Babesiosis is a malaria-like illness caused by a protozoan, typically Babesia microti, which infects red blood cells. B. microti is transmitted to humans by bites from I. scapularis (the blacklegged tick or deer tick), the same vector that transmits the agents of Lyme disease, human anaplasmosis, one form of human ehrlichiosis, and a strain of Powassan virus. Babesia parasites can also be transmitted by blood transfusion. Babesia infections can range in severity, and while most people have asymptomatic infections, people with weak immune systems, underlying health conditions, and the elderly may become seriously ill.
In 2015, 45 confirmed and probable cases (0.8 per 100,000 population) were reported, down from the 49 reported cases in 2014 (Figure 1). Despite this decrease, yearly case totals since 2005 (range, 10 to 72) have been consistently higher than reported totals from 1996 to 2004 (range, 0 to 9). In 2015, 26 (58%) of the babesiosis cases reported occurred in males. The median case age was 64 years (range, 8 to 85 years), older than the median ages for both anaplasmosis (58 years) and Lyme disease (44 years). Onsets of illness peaked in the summer months; 36 (80%) reported first experiencing symptoms in June, July, or August. Nineteen (42%) cases were hospitalized due to their infection for a median duration of 5.5 days (range, 3 to 14 days). Although severe complications such as organ failure were reported in 9 cases, there was only 1 death attributable to babesiosis in 2015.
- For up to date information see>> Babesiosis (Babesia microti)

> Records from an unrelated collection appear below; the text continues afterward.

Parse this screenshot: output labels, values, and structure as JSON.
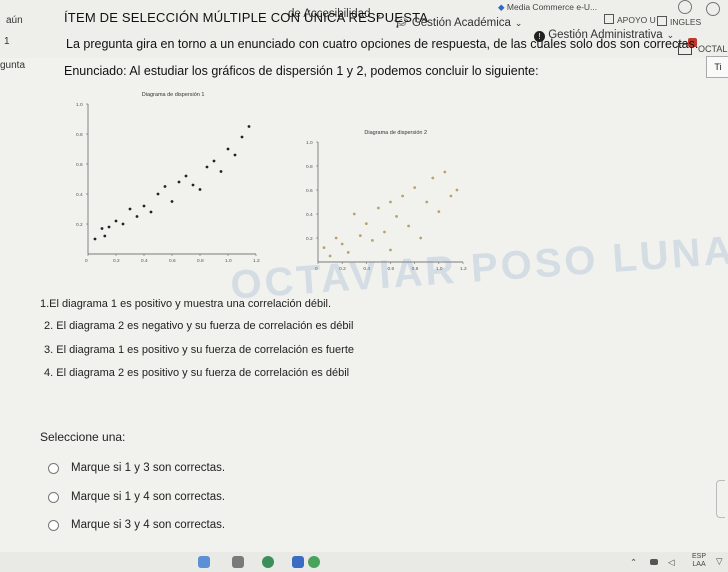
{
  "nav": {
    "accessibility": "de Accesibilidad",
    "academic": "Gestión Académica",
    "administrative": "Gestión Administrativa",
    "media_commerce": "Media Commerce e-U...",
    "apoyo": "APOYO U",
    "ingles": "INGLES",
    "octal": "OCTALI",
    "corner_letter": "Ti"
  },
  "left_col": {
    "status": "aún",
    "number": "1",
    "label": "gunta"
  },
  "question": {
    "type_title": "ÍTEM DE SELECCIÓN MÚLTIPLE CON ÚNICA RESPUESTA",
    "intro": "La pregunta gira en torno a un enunciado con cuatro opciones de respuesta, de las cuales solo dos son correctas.",
    "statement": "Enunciado: Al estudiar los gráficos de dispersión 1 y 2, podemos concluir lo siguiente:",
    "statements": [
      "1.El diagrama 1 es positivo y muestra una correlación débil.",
      "2. El diagrama 2 es negativo y su fuerza de correlación es débil",
      "3. El diagrama 1 es positivo y su fuerza de correlación es fuerte",
      "4. El diagrama 2 es positivo y su fuerza de correlación es débil"
    ],
    "select_prompt": "Seleccione una:",
    "answers": [
      "Marque si 1 y 3 son correctas.",
      "Marque si 1 y 4 son correctas.",
      "Marque si 3 y 4 son correctas."
    ]
  },
  "watermark": "OCTAVIAR POSO LUNA",
  "taskbar": {
    "lang": "ESP",
    "region": "LAA"
  },
  "chart_data": [
    {
      "type": "scatter",
      "title": "Diagrama de dispersión 1",
      "xlim": [
        0,
        1.2
      ],
      "ylim": [
        0,
        1.0
      ],
      "xticks": [
        "0",
        "0.2",
        "0.4",
        "0.6",
        "0.8",
        "1.0",
        "1.2"
      ],
      "yticks": [
        "0.2",
        "0.4",
        "0.6",
        "0.8",
        "1.0"
      ],
      "points": [
        [
          0.05,
          0.1
        ],
        [
          0.1,
          0.17
        ],
        [
          0.15,
          0.18
        ],
        [
          0.2,
          0.22
        ],
        [
          0.25,
          0.2
        ],
        [
          0.3,
          0.3
        ],
        [
          0.35,
          0.25
        ],
        [
          0.4,
          0.32
        ],
        [
          0.45,
          0.28
        ],
        [
          0.5,
          0.4
        ],
        [
          0.55,
          0.45
        ],
        [
          0.6,
          0.35
        ],
        [
          0.65,
          0.48
        ],
        [
          0.7,
          0.52
        ],
        [
          0.75,
          0.46
        ],
        [
          0.8,
          0.43
        ],
        [
          0.85,
          0.58
        ],
        [
          0.9,
          0.62
        ],
        [
          0.95,
          0.55
        ],
        [
          1.0,
          0.7
        ],
        [
          1.05,
          0.66
        ],
        [
          1.1,
          0.78
        ],
        [
          1.15,
          0.85
        ],
        [
          0.12,
          0.12
        ]
      ],
      "color": "#222222"
    },
    {
      "type": "scatter",
      "title": "Diagrama de dispersión 2",
      "xlim": [
        0,
        1.2
      ],
      "ylim": [
        0,
        1.0
      ],
      "xticks": [
        "0",
        "0.2",
        "0.4",
        "0.6",
        "0.8",
        "1.0",
        "1.2"
      ],
      "yticks": [
        "0.2",
        "0.4",
        "0.6",
        "0.8",
        "1.0"
      ],
      "points": [
        [
          0.05,
          0.12
        ],
        [
          0.1,
          0.05
        ],
        [
          0.15,
          0.2
        ],
        [
          0.2,
          0.15
        ],
        [
          0.25,
          0.08
        ],
        [
          0.3,
          0.4
        ],
        [
          0.35,
          0.22
        ],
        [
          0.4,
          0.32
        ],
        [
          0.45,
          0.18
        ],
        [
          0.5,
          0.45
        ],
        [
          0.55,
          0.25
        ],
        [
          0.6,
          0.5
        ],
        [
          0.65,
          0.38
        ],
        [
          0.7,
          0.55
        ],
        [
          0.75,
          0.3
        ],
        [
          0.8,
          0.62
        ],
        [
          0.85,
          0.2
        ],
        [
          0.9,
          0.5
        ],
        [
          0.95,
          0.7
        ],
        [
          1.0,
          0.42
        ],
        [
          1.05,
          0.75
        ],
        [
          1.1,
          0.55
        ],
        [
          1.15,
          0.6
        ],
        [
          0.6,
          0.1
        ]
      ],
      "color": "#b9a36a"
    }
  ]
}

- Full issue>> Annual Summary of Communicable Diseases Reported to the Minnesota Department of Health, 2015